Early on in the games, Francis vowed that he would not pray for Argentina to win, and would instead remain neutral.
She felt in her bones that something would go wrong, and later that night, she met with a group of pastors and asked them to pray.
His wife was by his bedside every day, insisting they pray together, never mind that Ebert is an openly agnostic evolutionist.
Then, I pray you, tell to me and Maude your fair story of the Lyonesse.
But, pray, if I may be so bold, what is that loss you mention?
She lay there without the power to weep, or the courage to pray—how long, she knew not.
Look you, madam, we are alone,—pray contain yourself and hear me.
Oh, my dear brother, pray that I may be humble, and of a childlike spirit.
early 13c., "ask earnestly, beg," also (c.1300) "pray to a god or saint," from Old French preier "to pray" (c.900, Modern French prier), from Vulgar Latin *precare (also source of Italian pregare), from Latin precari "ask earnestly, beg, entreat," from *prex (plural preces, genitive precis) "prayer, request, entreaty," from PIE root *prek- "to ask, request, entreat" (cf. Sanskrit prasna-, Avestan frashna- "question;" Old Church Slavonic prositi, Lithuanian prasyti "to ask, beg;" Old High German frahen, German fragen, Old English fricgan "to ask" a question).
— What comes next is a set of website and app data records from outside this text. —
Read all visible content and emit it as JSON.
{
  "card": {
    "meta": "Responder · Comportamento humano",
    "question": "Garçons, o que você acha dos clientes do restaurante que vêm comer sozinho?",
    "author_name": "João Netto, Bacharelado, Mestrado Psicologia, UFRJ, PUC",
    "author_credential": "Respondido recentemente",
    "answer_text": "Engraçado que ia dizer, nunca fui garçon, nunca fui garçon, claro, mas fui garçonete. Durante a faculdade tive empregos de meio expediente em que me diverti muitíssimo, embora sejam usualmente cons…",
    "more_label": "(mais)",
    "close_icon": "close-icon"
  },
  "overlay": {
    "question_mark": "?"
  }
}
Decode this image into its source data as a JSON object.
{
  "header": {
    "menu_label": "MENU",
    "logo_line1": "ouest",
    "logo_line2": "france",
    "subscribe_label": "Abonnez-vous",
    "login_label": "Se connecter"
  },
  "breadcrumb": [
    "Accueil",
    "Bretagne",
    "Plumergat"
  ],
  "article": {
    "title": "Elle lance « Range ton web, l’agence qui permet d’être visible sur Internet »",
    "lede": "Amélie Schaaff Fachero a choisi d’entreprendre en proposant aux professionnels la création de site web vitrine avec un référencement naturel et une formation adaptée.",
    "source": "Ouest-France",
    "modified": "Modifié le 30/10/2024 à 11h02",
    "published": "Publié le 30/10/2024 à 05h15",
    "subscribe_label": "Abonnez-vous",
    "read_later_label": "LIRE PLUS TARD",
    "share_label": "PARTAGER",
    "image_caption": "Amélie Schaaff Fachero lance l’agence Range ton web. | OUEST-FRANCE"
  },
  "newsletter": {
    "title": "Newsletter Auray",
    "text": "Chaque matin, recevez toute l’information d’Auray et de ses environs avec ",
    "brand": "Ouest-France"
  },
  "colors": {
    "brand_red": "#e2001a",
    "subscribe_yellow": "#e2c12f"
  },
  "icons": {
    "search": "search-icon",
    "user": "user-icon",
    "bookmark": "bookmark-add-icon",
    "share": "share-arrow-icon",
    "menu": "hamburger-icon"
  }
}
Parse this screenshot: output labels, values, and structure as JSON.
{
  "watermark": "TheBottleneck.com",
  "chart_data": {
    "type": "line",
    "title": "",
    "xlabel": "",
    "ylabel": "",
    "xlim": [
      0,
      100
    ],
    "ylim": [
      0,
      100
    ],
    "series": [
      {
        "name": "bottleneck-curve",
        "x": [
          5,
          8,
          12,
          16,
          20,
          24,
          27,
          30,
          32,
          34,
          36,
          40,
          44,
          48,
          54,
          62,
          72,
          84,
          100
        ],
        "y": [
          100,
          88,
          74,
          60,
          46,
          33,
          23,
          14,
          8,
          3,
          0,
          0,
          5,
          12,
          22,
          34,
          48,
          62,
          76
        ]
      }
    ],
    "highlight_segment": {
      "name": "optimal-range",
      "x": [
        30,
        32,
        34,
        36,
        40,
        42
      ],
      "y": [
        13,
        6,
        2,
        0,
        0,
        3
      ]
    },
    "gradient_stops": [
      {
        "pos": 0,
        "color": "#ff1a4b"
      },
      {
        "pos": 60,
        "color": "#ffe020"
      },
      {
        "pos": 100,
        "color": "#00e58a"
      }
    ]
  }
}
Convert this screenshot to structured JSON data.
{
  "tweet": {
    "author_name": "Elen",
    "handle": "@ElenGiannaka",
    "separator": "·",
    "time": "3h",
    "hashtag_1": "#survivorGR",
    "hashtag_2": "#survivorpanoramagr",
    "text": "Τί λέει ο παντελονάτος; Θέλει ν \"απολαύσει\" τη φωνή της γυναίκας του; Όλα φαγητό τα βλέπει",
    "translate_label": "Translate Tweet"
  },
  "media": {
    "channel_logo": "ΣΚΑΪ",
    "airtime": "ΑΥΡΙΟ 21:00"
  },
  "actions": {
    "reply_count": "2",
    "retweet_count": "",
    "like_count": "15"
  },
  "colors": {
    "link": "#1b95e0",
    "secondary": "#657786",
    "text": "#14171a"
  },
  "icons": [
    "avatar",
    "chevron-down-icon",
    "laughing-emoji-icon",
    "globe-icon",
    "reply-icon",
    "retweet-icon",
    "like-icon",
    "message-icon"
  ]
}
Parenthetical expression I pray you, "please, if you will," attested from 1510s, contracted to pray 16c. Related: Prayed; praying. Praying mantis attested from 1809. The "Gardener's Monthly" of July 1861 lists other names for it as camel cricket, soothsayer, and rear horse.